Dataset content —
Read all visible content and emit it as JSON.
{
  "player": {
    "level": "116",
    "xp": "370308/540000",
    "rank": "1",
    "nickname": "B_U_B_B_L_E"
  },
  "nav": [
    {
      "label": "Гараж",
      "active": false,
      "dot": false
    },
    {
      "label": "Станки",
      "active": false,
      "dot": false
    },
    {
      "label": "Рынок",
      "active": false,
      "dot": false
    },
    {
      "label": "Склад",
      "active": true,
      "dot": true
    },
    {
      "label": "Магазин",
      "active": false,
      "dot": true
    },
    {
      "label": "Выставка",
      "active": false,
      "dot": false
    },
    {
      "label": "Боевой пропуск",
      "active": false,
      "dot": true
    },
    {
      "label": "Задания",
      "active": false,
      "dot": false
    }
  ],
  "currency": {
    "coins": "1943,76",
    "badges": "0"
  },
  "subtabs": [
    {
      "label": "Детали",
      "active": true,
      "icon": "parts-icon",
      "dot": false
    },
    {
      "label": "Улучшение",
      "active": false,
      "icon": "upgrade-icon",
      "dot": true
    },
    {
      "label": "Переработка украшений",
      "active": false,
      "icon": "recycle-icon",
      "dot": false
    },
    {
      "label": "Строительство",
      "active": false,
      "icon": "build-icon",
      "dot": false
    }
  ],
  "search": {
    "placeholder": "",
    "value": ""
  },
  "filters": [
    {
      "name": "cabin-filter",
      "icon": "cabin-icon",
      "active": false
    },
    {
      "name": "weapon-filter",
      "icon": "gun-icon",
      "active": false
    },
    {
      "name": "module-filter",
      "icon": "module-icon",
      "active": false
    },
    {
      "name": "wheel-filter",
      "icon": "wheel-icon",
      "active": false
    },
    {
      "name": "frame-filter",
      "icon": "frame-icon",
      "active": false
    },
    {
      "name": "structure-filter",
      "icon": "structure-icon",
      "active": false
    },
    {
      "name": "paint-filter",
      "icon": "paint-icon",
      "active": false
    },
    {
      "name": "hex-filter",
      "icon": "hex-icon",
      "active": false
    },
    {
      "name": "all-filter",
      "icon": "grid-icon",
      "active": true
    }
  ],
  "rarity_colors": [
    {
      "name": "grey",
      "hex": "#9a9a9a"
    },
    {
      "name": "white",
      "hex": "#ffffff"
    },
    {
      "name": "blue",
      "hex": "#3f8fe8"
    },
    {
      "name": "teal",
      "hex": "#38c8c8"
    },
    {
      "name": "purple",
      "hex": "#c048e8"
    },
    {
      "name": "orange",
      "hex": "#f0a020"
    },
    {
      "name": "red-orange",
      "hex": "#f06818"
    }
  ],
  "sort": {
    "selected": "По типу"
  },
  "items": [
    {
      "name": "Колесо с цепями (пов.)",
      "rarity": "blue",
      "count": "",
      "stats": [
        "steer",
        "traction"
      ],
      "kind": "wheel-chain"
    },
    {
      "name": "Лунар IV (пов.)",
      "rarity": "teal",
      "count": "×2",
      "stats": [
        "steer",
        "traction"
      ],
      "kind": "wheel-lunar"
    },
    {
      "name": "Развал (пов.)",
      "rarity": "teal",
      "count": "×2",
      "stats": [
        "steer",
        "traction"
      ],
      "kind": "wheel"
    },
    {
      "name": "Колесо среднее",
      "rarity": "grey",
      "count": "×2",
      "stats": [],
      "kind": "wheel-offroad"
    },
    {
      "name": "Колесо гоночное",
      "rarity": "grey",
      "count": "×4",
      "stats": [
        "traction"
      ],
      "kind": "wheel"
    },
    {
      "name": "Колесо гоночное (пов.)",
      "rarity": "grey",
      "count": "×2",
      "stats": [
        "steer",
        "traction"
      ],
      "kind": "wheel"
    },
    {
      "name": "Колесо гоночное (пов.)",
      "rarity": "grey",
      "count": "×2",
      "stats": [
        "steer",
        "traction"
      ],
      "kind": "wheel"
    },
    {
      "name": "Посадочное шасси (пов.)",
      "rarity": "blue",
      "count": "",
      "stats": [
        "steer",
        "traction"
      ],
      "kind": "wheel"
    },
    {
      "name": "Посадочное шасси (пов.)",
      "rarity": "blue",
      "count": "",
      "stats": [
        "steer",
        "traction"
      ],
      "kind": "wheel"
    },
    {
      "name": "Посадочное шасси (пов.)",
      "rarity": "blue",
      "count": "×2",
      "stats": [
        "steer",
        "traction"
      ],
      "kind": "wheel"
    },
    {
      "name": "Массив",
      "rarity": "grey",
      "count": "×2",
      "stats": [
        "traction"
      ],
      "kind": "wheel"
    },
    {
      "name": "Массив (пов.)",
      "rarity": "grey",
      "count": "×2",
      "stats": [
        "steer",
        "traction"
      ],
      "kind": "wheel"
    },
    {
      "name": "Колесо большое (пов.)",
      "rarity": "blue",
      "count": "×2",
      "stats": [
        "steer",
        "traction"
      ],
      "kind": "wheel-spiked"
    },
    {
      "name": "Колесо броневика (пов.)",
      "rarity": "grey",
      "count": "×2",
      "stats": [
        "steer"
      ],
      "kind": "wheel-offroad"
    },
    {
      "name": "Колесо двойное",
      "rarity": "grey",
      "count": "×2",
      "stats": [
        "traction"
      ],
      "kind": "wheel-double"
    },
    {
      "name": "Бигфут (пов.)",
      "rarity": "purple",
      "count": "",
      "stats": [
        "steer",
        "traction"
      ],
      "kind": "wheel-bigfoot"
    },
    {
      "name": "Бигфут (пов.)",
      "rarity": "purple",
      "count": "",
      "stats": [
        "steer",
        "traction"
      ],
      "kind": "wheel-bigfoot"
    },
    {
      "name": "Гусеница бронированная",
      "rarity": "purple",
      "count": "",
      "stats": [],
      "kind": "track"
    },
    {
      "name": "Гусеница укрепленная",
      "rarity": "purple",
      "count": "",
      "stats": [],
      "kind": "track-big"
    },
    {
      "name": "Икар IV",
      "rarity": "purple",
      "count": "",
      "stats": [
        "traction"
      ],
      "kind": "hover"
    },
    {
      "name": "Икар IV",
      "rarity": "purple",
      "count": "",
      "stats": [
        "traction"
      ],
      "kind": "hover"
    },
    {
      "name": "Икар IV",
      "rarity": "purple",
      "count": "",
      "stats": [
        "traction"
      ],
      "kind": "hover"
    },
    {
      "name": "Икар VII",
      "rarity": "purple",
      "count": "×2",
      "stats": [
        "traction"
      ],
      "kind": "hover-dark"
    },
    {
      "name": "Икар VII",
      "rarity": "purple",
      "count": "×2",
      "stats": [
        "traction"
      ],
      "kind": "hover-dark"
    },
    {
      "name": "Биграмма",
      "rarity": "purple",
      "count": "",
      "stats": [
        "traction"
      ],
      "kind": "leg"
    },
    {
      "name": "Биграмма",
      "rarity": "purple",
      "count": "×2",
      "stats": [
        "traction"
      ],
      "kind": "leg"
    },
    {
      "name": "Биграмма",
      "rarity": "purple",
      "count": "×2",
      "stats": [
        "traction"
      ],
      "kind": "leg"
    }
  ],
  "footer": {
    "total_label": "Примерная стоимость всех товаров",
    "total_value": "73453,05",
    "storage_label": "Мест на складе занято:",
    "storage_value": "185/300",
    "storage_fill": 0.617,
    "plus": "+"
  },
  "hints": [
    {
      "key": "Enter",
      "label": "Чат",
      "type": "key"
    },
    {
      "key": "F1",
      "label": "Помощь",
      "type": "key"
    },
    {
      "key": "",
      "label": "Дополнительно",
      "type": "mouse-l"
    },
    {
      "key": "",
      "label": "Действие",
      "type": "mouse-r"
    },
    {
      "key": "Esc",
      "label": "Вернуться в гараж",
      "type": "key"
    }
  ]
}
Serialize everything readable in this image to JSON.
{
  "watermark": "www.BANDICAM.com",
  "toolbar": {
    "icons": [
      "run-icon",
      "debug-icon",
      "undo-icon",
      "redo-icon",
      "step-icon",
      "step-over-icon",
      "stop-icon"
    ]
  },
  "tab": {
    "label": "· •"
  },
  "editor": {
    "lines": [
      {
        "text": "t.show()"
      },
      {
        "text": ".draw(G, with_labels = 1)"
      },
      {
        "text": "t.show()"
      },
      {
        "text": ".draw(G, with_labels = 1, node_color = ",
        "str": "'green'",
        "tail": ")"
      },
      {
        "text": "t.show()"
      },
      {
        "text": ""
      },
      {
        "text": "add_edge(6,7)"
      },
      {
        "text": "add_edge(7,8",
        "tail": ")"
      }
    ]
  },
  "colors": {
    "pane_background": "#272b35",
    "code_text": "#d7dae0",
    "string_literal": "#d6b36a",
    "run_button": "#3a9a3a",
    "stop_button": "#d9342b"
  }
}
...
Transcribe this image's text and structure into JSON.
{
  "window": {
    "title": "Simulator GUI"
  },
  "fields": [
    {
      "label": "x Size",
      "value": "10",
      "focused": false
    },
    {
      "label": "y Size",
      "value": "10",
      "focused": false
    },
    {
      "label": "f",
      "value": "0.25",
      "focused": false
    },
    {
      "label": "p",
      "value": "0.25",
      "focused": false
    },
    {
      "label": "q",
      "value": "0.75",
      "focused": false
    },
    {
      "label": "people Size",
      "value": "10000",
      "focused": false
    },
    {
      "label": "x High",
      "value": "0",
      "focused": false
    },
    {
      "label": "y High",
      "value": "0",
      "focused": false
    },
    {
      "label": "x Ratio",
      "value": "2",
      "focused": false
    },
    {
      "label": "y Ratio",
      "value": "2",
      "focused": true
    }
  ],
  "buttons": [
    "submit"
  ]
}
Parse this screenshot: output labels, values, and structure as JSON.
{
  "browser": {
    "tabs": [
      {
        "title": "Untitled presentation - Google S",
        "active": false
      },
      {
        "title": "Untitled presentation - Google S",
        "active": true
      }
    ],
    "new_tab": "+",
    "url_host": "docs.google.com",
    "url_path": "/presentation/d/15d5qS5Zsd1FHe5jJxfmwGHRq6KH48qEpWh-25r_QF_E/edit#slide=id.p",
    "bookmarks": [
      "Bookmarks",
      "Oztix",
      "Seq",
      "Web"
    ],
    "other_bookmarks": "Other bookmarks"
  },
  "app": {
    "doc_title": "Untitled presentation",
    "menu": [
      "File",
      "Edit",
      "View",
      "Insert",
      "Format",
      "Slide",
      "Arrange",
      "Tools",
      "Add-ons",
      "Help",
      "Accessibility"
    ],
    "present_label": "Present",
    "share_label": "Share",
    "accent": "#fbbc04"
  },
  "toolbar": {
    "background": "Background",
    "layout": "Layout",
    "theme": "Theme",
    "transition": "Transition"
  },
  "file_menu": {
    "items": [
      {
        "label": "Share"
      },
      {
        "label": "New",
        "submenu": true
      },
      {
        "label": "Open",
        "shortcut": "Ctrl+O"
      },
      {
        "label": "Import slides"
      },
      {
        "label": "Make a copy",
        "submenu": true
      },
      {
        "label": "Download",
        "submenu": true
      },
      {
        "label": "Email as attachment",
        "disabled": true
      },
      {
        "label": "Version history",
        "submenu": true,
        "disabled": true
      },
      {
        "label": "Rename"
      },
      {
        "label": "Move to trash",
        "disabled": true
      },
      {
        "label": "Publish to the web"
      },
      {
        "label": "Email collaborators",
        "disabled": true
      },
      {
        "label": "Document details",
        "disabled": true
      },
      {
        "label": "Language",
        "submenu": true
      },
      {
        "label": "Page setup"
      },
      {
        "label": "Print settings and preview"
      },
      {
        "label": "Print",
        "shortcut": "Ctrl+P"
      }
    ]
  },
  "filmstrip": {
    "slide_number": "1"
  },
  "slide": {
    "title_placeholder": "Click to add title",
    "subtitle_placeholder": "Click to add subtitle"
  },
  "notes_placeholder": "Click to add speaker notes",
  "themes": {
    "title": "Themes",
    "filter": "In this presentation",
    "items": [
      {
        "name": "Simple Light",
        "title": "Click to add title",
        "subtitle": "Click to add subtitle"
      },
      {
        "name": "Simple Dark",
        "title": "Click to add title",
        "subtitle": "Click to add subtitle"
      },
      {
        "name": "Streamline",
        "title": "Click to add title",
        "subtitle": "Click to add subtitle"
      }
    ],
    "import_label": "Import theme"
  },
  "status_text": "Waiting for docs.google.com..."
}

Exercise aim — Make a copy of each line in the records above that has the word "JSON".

Task solution —
Read all visible content and emit it as JSON.
Serialize everything readable in this image to JSON.
Transcribe this image's text and structure into JSON.
Parse this screenshot: output labels, values, and structure as JSON.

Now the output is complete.